UAB Builds Functional Genomics Database to Guide Covid-19 Research
By Laura Freeman
The pace of discovery has always depended on the tools that guide the seekers.
Venturing across unknown seas, early explorers navigated by lodestars at night, and lodestone compasses by day. Touchstones sorted true nuggets of precious metals from false, and Rosetta stone inscriptions helped scholars unlock the mysteries of Egyptian hieroglyphics.
Today we are engaged in one of the most urgent quests for new discoveries in generations. Covid-19 had killed more Americans than died in World War II and millions more around the globe. The race between vaccines and variants is getting tighter. So many lives and futures depend on finding better ways to defeat a virus that is plaguing the world.
To aid in this search, a UAB bioinformatics team has created a functional genomic SARS CoV-2 database that gives researchers free, searchable access to almost 12,000 pieces of data on genetic factors that are powering the pandemic. It includes annotated gene lists, genetic signatures, and details about pathways the virus is using to attack body systems.
"When the virus invades, it triggers very different responses in different people by activating a variety of pathways," Jake Chen, PhD, associate director and chief bioinformatics officer of the UAB School of Medicine Informatics Institute, said. "Understanding more about how the genes of the virus behave and interact with a patient's individual susceptibilities could spark ideas for new therapies and provide clues about which therapeutics we may already have that could be effective against the disease. It would support a data-driven precision medicine approach to matching the right therapy to the right patient."

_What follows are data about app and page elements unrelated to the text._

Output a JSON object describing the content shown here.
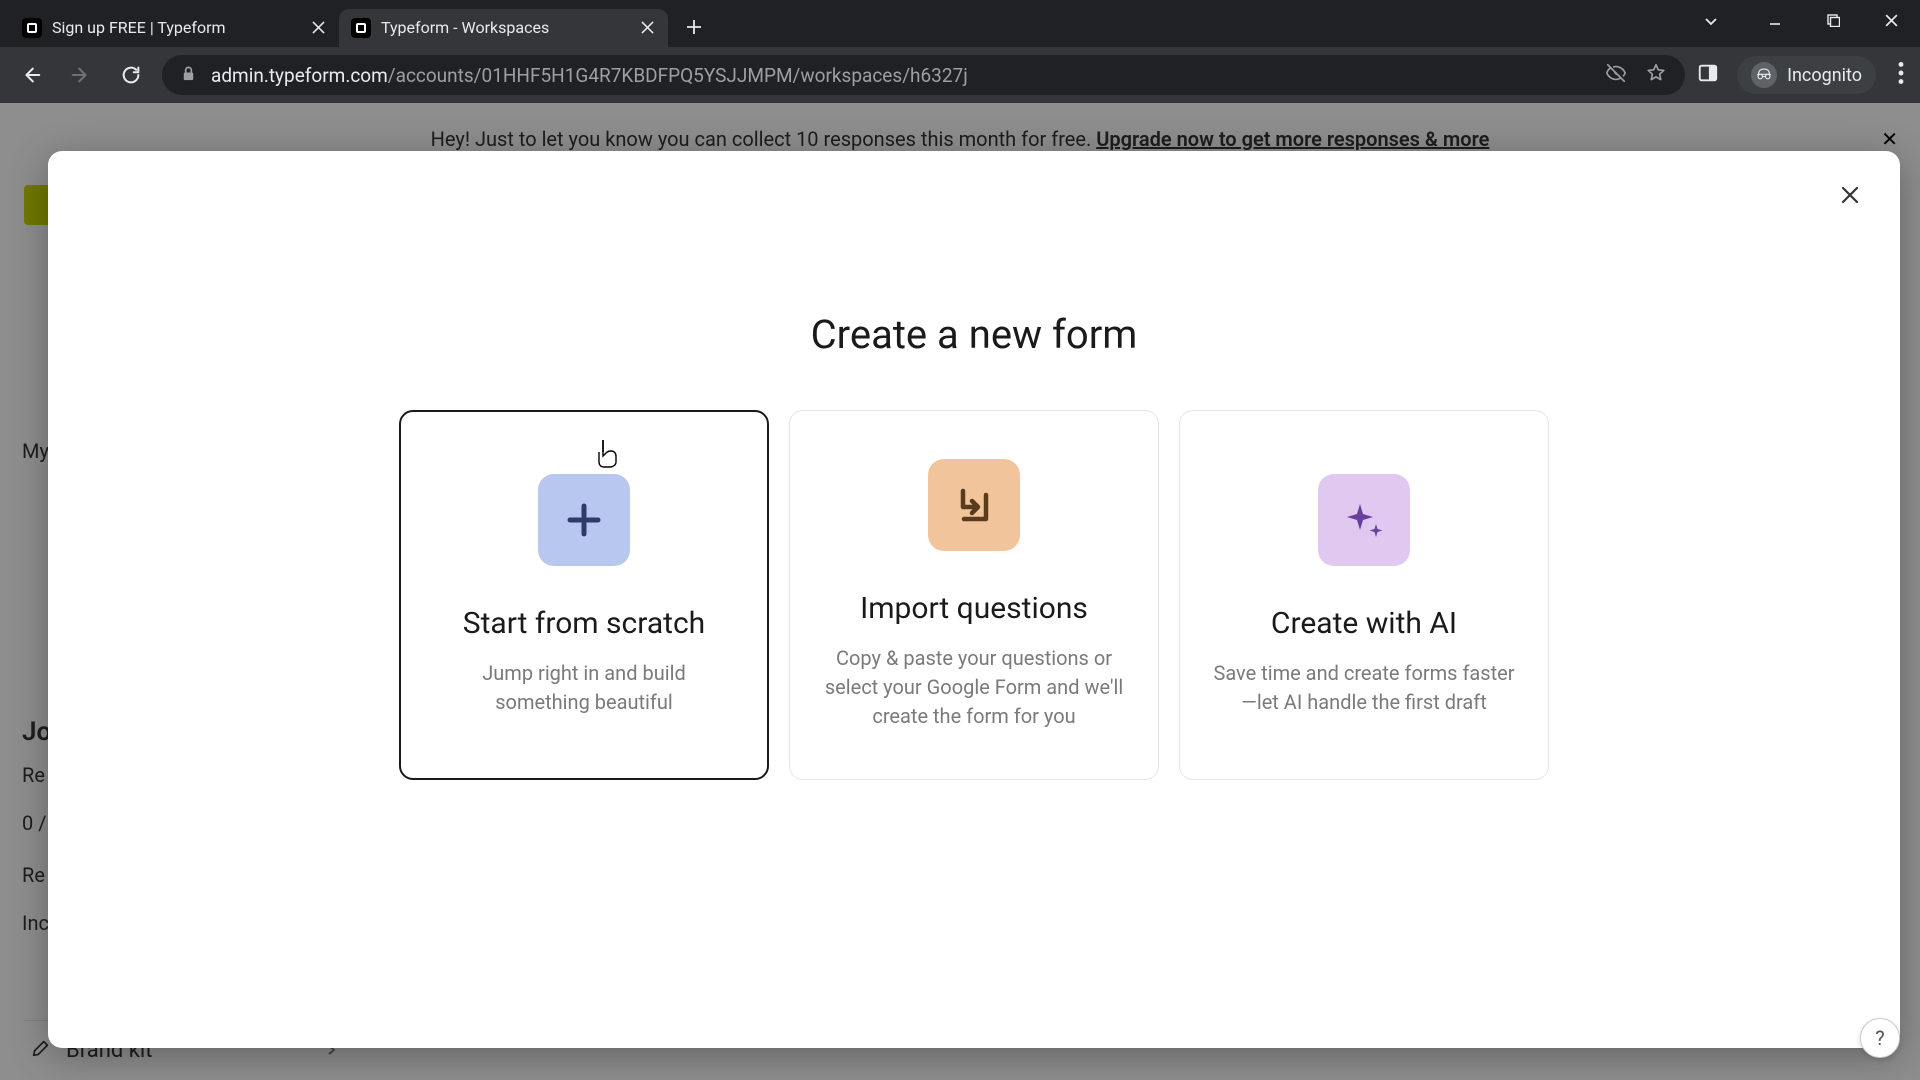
{
  "browser": {
    "tabs": [
      {
        "title": "Sign up FREE | Typeform",
        "active": false
      },
      {
        "title": "Typeform - Workspaces",
        "active": true
      }
    ],
    "url_domain": "admin.typeform.com",
    "url_path": "/accounts/01HHF5H1G4R7KBDFPQ5YSJJMPM/workspaces/h6327j",
    "incognito_label": "Incognito"
  },
  "page": {
    "banner_text": "Hey! Just to let you know you can collect 10 responses this month for free. ",
    "banner_link": "Upgrade now to get more responses & more",
    "sidebar": {
      "my": "My",
      "re1": "Re",
      "header": "Jo",
      "re2": "Re",
      "zero": "0 /",
      "re3": "Re",
      "inc": "Inc",
      "brand_kit": "Brand kit"
    }
  },
  "modal": {
    "title": "Create a new form",
    "options": [
      {
        "title": "Start from scratch",
        "desc": "Jump right in and build something beautiful"
      },
      {
        "title": "Import questions",
        "desc": "Copy & paste your questions or select your Google Form and we'll create the form for you"
      },
      {
        "title": "Create with AI",
        "desc": "Save time and create forms faster—let AI handle the first draft"
      }
    ]
  }
}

The database is known as PAGER-CoV. It grew out of the infrastructure of PAGER (pathways, annotated gene lists and gene signatures), a database of gene sets developed by Chen over the past ten years primarily through his work with the genetics of cancer.

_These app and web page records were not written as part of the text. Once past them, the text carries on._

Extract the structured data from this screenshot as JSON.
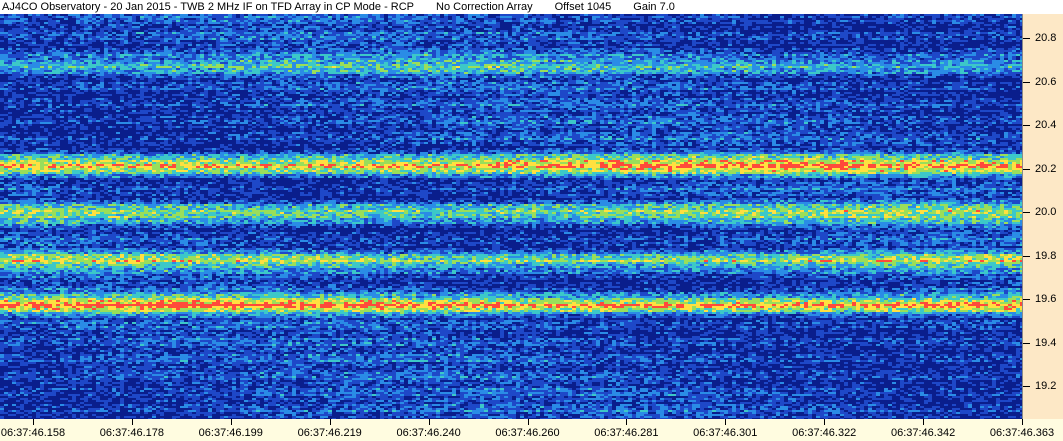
{
  "header": {
    "observatory": "AJ4CO Observatory - 20 Jan 2015 - TWB 2 MHz IF on TFD Array in CP Mode - RCP",
    "array": "No Correction Array",
    "offset": "Offset 1045",
    "gain": "Gain 7.0"
  },
  "chart_data": {
    "type": "heatmap",
    "title": "",
    "xlabel": "",
    "ylabel": "",
    "x_ticks": [
      "06:37:46.158",
      "06:37:46.178",
      "06:37:46.199",
      "06:37:46.219",
      "06:37:46.240",
      "06:37:46.260",
      "06:37:46.281",
      "06:37:46.301",
      "06:37:46.322",
      "06:37:46.342",
      "06:37:46.363"
    ],
    "y_ticks": [
      20.8,
      20.6,
      20.4,
      20.2,
      20.0,
      19.8,
      19.6,
      19.4,
      19.2
    ],
    "y_ticks_labels": [
      "20.8",
      "20.6",
      "20.4",
      "20.2",
      "20.0",
      "19.8",
      "19.6",
      "19.4",
      "19.2"
    ],
    "ylim": [
      19.05,
      20.91
    ],
    "colormap": [
      "#0a1e8c",
      "#1e48c8",
      "#2a8ce6",
      "#3cc8c8",
      "#9ade5a",
      "#ffe040",
      "#ff4a3a"
    ],
    "description_bands": [
      {
        "freq": 19.58,
        "intensity": "high"
      },
      {
        "freq": 19.78,
        "intensity": "medium"
      },
      {
        "freq": 20.22,
        "intensity": "high"
      },
      {
        "freq": 20.0,
        "intensity": "medium"
      },
      {
        "freq": 20.68,
        "intensity": "low"
      }
    ]
  }
}
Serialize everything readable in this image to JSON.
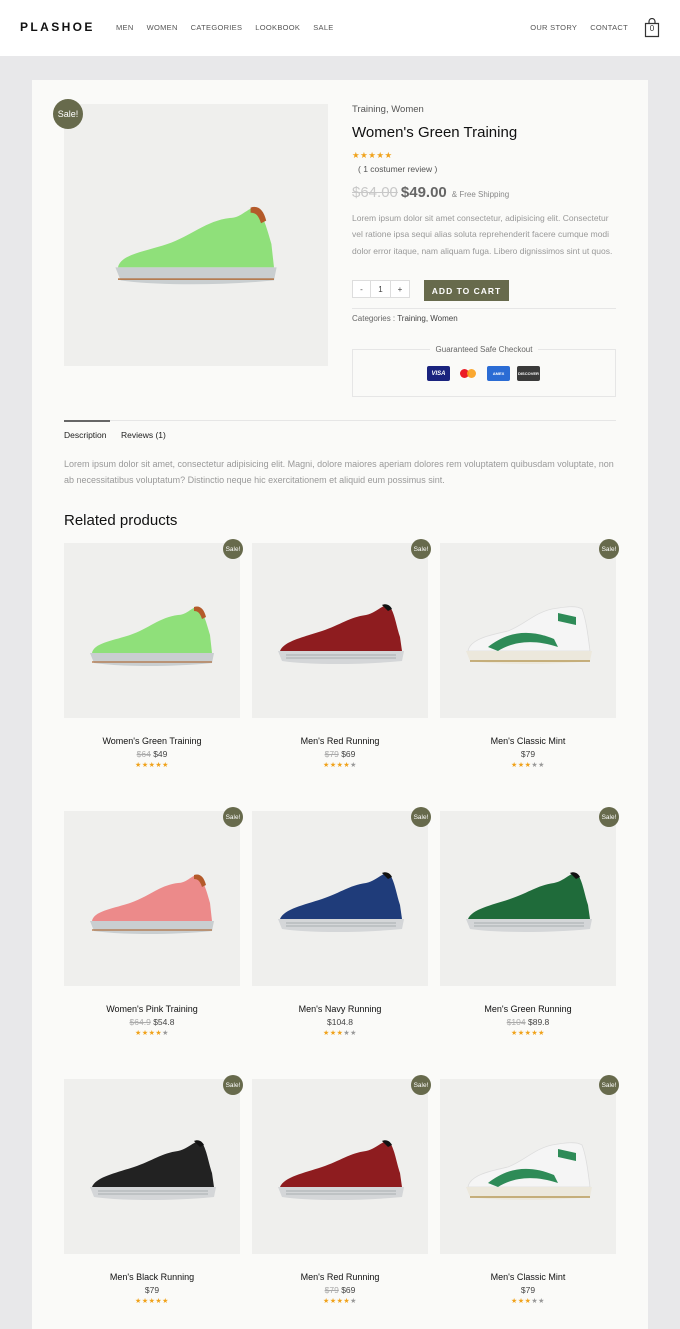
{
  "header": {
    "logo": "PLASHOE",
    "nav_left": [
      "MEN",
      "WOMEN",
      "CATEGORIES",
      "LOOKBOOK",
      "SALE"
    ],
    "nav_right": [
      "OUR STORY",
      "CONTACT"
    ],
    "cart_count": "0"
  },
  "product": {
    "sale_label": "Sale!",
    "categories": "Training, Women",
    "title": "Women's Green Training",
    "rating": 5,
    "review_count": "( 1 costumer review )",
    "old_price": "$64.00",
    "new_price": "$49.00",
    "shipping": "& Free Shipping",
    "description": "Lorem ipsum dolor sit amet consectetur, adipisicing elit. Consectetur vel ratione ipsa sequi alias soluta reprehenderit facere cumque modi dolor error itaque, nam aliquam fuga. Libero dignissimos sint ut quos.",
    "quantity": "1",
    "minus_label": "-",
    "plus_label": "+",
    "add_to_cart": "ADD TO CART",
    "categories_label": "Categories :",
    "categories_value": "Training, Women",
    "checkout_label": "Guaranteed Safe Checkout",
    "payment_icons": [
      "visa",
      "mastercard",
      "american-express",
      "discover"
    ],
    "shoe_color": "#8fe07a"
  },
  "tabs": {
    "description": "Description",
    "reviews": "Reviews (1)",
    "description_text": "Lorem ipsum dolor sit amet, consectetur adipisicing elit. Magni, dolore maiores aperiam dolores rem voluptatem quibusdam voluptate, non ab necessitatibus voluptatum? Distinctio neque hic exercitationem et aliquid eum possimus sint."
  },
  "related": {
    "title": "Related products",
    "sale_label": "Sale!",
    "products": [
      {
        "name": "Women's Green Training",
        "old_price": "$64",
        "price": "$49",
        "rating": 5,
        "color": "#8fe07a",
        "style": "knit"
      },
      {
        "name": "Men's Red Running",
        "old_price": "$79",
        "price": "$69",
        "rating": 4,
        "color": "#8e1c1f",
        "style": "runner"
      },
      {
        "name": "Men's Classic Mint",
        "old_price": "",
        "price": "$79",
        "rating": 3,
        "color": "#2e8b57",
        "style": "classic"
      },
      {
        "name": "Women's Pink Training",
        "old_price": "$64.9",
        "price": "$54.8",
        "rating": 4,
        "color": "#ec8a8a",
        "style": "knit"
      },
      {
        "name": "Men's Navy Running",
        "old_price": "",
        "price": "$104.8",
        "rating": 3,
        "color": "#1f3c7a",
        "style": "runner"
      },
      {
        "name": "Men's Green Running",
        "old_price": "$104",
        "price": "$89.8",
        "rating": 5,
        "color": "#1f6b3a",
        "style": "runner"
      },
      {
        "name": "Men's Black Running",
        "old_price": "",
        "price": "$79",
        "rating": 5,
        "color": "#222222",
        "style": "runner"
      },
      {
        "name": "Men's Red Running",
        "old_price": "$79",
        "price": "$69",
        "rating": 4,
        "color": "#8e1c1f",
        "style": "runner"
      },
      {
        "name": "Men's Classic Mint",
        "old_price": "",
        "price": "$79",
        "rating": 3,
        "color": "#2e8b57",
        "style": "classic"
      }
    ]
  }
}
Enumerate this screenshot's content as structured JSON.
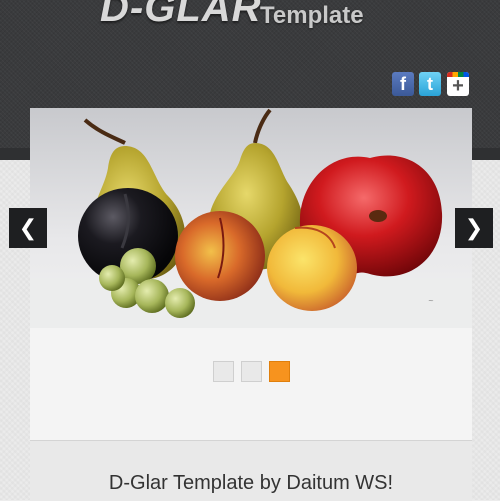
{
  "header": {
    "logo_main": "D-GLAR",
    "logo_sub": "Template"
  },
  "social": [
    {
      "name": "facebook",
      "glyph": "f",
      "icon": "facebook-icon"
    },
    {
      "name": "twitter",
      "glyph": "t",
      "icon": "twitter-icon"
    },
    {
      "name": "google-plus",
      "glyph": "+",
      "icon": "google-plus-icon"
    }
  ],
  "slider": {
    "prev_glyph": "❮",
    "next_glyph": "❯",
    "active_slide": 3,
    "slide_count": 3,
    "image_subject": "still-life-fruit-painting"
  },
  "caption": {
    "text": "D-Glar Template by Daitum WS!"
  },
  "colors": {
    "accent": "#f7931e",
    "header_bg": "#3a3b3d",
    "arrow_bg": "#1e1f21"
  }
}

Pathways are the roadmap that describes how genes are turned on and off, and how they establish connections with each other. Annotated gene lists provide empirical information that researchers collect from experiments or literature. Gene lists help researchers understand how a certain cell type behaves under different conditions. A gene signature is a unique pattern of gene expression within a cell from a single or group of genes, providing information about the activity of those genes in the cell.
"Over the summer my colleagues and I began to adapt the PAGER format to collect genetic information currently available related to the virus and to add more as new findings were reported. Part of the data search used automated integration, but much of it was done with individually curated searches. We recruited our doctoral students who had been diverted from their regular work by the pandemic to assist us in combing through the new literature. Before we entered new information in the database, we ran the same research again to verify the findings," Chen said.
A report of the work was published in January in Nucleic Acids Research, a respected international science publication.
The important role of genetics in understanding the virus became evident early in the pandemic with the extreme variability in the course of the disease. "We wondered why some patients become very ill and die, while others show only mild symptoms or none at all. Why are different organs and systems affected? What determines who becomes a long hauler with persisting symptoms? Understanding the genetics should help us find the answers," Chen said.
Each point where the genes of the virus interact with the genes of the patient could offer an opportunity to intervene.
"Something about the hE2 cells deep within the lungs is vulnerable to the virus," Chen said. "That's where it anchors to ACE receptors and begins trying to hijack the body's cells to begin replicating its RNA. Then it starts down molecular pathways, turning genes on and off as it attacks."
As vulnerable genes linked to specific symptoms are identified, researchers may be able to identify therapies to counteract the effects. This could be particularly important to people with severe or persistent symptoms.
The body's response is also responsible for much of the damage. Individual genetic vulnerabilities, existing health conditions and other biological factors can trigger an over-response by the immune system, releasing a cytokine storm or creating a perfect environment where the virus can thrive. Learning how the body's genes affect response could lead to better strategies for regulating the immune system to prevent damage.
"SARS CoV-2 is a new virus with 15 genes and there is still much we don't understand about how the virus proteins are interacting with human cells and their downstream effects or what we can do about it," Chen said. "We invite researchers worldwide to make use of the portal and to participate in this community-based knowledge curation effort."
PAGER-CoV is freely available to the public without registration or login requirements at http://discovery.informatics.uab.edu/PAGER-CoV. The data is available for download based on the agreement of citing the work while using the data from the PAGER-CoV website.
Joint first authors on the paper published in Nucleic Acids Research are Zongliang Yue, PhD and Eric Zhang. Additional co-authors are Clark Xu, Sunny Khurana, Nishant Batra, Son Do Hai Dang and James J. Cimino, PhD.
PAGER-CoV was developed with support from the University of Alabama at Birmingham Informatics Institute, UAB Academic Enrichment Fund, the UAB Center for Clinical and Translational Science, National Cancer Institute, and the National Center for Advancing Translational Sciences of the National Institutes of Health.